> **Task**: In the data below, how many lines include the word "JSON"? Give only the number.

##### Supplied entries

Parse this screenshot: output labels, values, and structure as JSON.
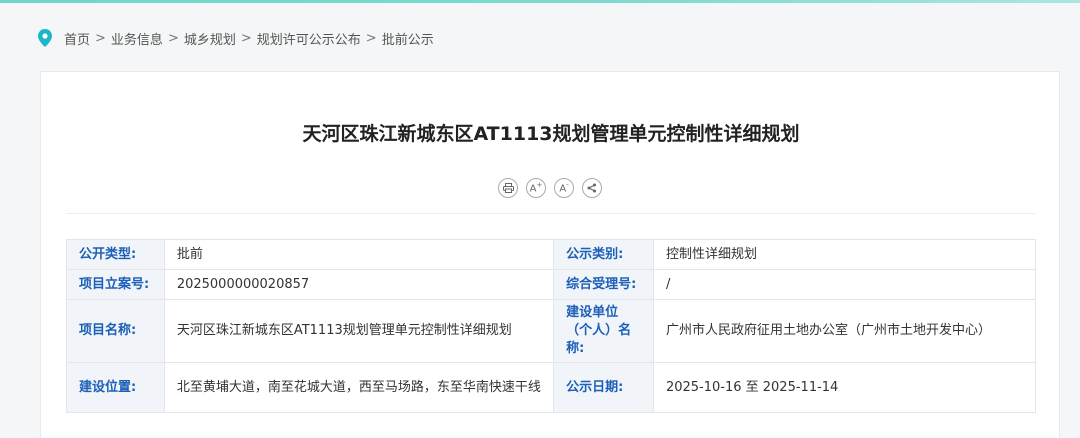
{
  "breadcrumb": [
    "首页",
    "业务信息",
    "城乡规划",
    "规划许可公示公布",
    "批前公示"
  ],
  "breadcrumb_sep": ">",
  "title": "天河区珠江新城东区AT1113规划管理单元控制性详细规划",
  "tools": {
    "print": "print-icon",
    "font_up": "A",
    "font_up_sup": "+",
    "font_down": "A",
    "font_down_sup": "-",
    "share": "share-icon"
  },
  "info": {
    "public_type_label": "公开类型:",
    "public_type_value": "批前",
    "notice_category_label": "公示类别:",
    "notice_category_value": "控制性详细规划",
    "project_case_no_label": "项目立案号:",
    "project_case_no_value": "2025000000020857",
    "acceptance_no_label": "综合受理号:",
    "acceptance_no_value": "/",
    "project_name_label": "项目名称:",
    "project_name_value": "天河区珠江新城东区AT1113规划管理单元控制性详细规划",
    "builder_label": "建设单位（个人）名称:",
    "builder_value": "广州市人民政府征用土地办公室（广州市土地开发中心）",
    "location_label": "建设位置:",
    "location_value": "北至黄埔大道，南至花城大道，西至马场路，东至华南快速干线",
    "notice_date_label": "公示日期:",
    "notice_date_value": "2025-10-16 至 2025-11-14"
  },
  "colors": {
    "accent": "#1c5fb8",
    "pin": "#19b7c9",
    "top_bar": "#6fd5c8"
  }
}
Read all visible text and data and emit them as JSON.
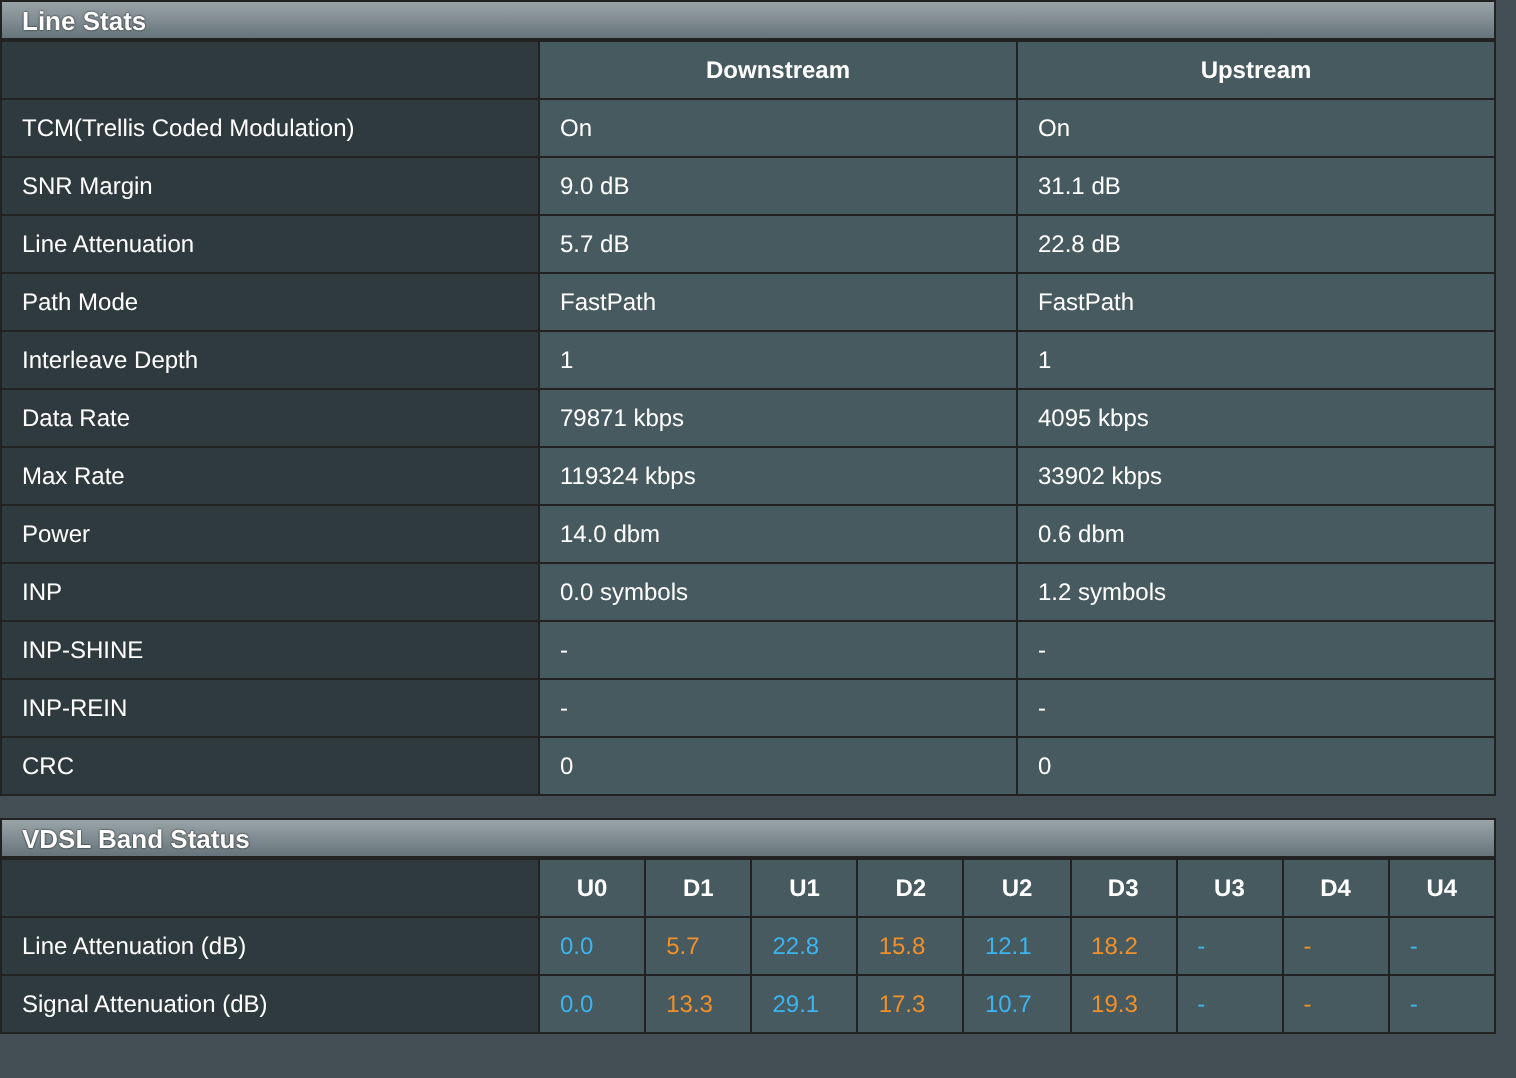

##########

> **Expected answer**: 2